Only a man could have written this book! Coutinho, a Brazilian gynecologist and family planning expert, argues that menstruation is not natural and is, in fact, not healthy. He supports this theory with a strange interpretation of historical and clinical evidence. Because women in primitive times had shorter life spans and spent most of their lives pregnant and breast-feeding, he notes, they had few or no periods. Now women live longer and start families later in life, so they have lots of periodsÄwhich, according to the author, causes anemia, endometriosis, and PMS. As a result, and in order to safeguard their health, Coutinho suggests that women should prevent their ovulation by using contraceptive pills continuously. This alternative and controversial view not only ignores the cultural significance of menstruation, it also lacks scientific foundation and is potentially harmful to women. It is however, an unusual interpretation of medical and historical data, distinct from classic works such as Janice Delaney's The Curse: A Cultural History of Menstruation (1976), which consider the social and cultural issues of menstruation but not its clinical aspects.

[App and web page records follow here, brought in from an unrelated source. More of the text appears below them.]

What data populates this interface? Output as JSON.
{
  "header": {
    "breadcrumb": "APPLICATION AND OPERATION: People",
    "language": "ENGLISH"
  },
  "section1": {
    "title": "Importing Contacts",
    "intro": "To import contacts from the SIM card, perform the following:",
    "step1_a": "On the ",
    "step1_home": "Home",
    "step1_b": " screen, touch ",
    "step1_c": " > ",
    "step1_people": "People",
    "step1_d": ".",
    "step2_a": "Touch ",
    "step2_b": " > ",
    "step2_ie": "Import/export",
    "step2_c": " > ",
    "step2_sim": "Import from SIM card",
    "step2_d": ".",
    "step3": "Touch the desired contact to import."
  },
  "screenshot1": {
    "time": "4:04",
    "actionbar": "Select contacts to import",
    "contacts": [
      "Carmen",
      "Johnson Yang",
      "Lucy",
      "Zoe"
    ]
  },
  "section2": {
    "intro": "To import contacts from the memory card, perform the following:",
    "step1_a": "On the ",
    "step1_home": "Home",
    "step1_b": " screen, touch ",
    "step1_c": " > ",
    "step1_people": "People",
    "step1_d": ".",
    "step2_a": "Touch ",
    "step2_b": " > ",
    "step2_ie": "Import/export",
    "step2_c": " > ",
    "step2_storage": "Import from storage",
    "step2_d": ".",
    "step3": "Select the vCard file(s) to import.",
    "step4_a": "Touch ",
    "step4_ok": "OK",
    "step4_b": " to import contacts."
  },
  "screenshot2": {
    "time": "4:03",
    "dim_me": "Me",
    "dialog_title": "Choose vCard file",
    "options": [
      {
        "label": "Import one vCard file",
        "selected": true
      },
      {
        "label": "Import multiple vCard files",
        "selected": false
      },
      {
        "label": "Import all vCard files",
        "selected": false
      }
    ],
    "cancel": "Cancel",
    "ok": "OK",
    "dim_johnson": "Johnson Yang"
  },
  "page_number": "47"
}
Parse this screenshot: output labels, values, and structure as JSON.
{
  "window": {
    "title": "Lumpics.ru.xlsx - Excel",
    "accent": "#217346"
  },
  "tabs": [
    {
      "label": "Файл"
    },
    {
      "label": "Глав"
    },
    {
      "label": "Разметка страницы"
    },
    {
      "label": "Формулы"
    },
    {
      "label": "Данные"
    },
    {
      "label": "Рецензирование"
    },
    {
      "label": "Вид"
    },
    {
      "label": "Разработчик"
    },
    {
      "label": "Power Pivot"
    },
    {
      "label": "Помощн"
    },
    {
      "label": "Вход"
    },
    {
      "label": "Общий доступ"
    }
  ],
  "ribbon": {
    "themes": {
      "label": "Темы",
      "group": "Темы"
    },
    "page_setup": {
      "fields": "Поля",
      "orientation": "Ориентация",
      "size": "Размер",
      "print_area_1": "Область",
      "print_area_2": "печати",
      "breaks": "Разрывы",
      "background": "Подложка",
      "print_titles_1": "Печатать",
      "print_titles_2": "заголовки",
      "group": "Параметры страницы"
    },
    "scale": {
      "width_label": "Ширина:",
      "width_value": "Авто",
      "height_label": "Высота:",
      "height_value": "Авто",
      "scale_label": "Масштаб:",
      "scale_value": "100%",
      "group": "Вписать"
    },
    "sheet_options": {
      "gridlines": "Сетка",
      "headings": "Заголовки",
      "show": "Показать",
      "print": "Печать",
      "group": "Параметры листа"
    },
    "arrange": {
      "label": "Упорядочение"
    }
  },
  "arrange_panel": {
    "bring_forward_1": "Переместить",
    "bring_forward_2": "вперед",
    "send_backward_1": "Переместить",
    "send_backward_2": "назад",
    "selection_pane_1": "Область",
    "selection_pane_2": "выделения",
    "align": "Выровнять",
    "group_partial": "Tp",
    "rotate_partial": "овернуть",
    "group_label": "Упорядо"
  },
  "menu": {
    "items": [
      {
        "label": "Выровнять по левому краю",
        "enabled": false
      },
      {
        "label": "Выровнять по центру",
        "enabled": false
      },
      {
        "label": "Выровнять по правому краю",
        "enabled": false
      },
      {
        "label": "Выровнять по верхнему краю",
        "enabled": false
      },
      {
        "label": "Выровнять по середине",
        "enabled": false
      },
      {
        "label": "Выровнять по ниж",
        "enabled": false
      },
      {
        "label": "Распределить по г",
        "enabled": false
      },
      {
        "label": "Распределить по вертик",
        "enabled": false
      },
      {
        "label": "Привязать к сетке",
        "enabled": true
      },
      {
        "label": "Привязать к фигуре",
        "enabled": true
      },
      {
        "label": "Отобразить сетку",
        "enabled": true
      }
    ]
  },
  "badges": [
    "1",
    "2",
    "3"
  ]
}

This book is sure to get a lot of publicity because of its radical thesis, so, despite its circular and flawed logic it is recommended for academic and large public libraries.ÄBarbara M. Bibel, Oakland P.L., CA (c) Copyright 2010. Library Journals LLC, a wholly owned subsidiary of Media Source, Inc. No redistribution permitted.

Table of Contents

Forewordp. ix
Prefacep. xiii
Introductionp. 1
1 Menstruation in Western Civilizationp. 15
2 Menstruation: The Basis of Therapeutic Bloodlettingp. 35
3 Why Women Menstruatep. 55
4 Premenstrual Syndromep. 67
5 Menstrual Cycle-Related Disordersp. 81
6 Natural Suppression of Menstruationp. 107
7 Medical Suppression of Menstruationp. 117
8 In Support of Menstruationp. 137
9 Absence of Menstruation and Diseasep. 147
10 Conclusionp. 159
Glossaryp. 165
Bibliographic Essayp. 169
Indexp. 183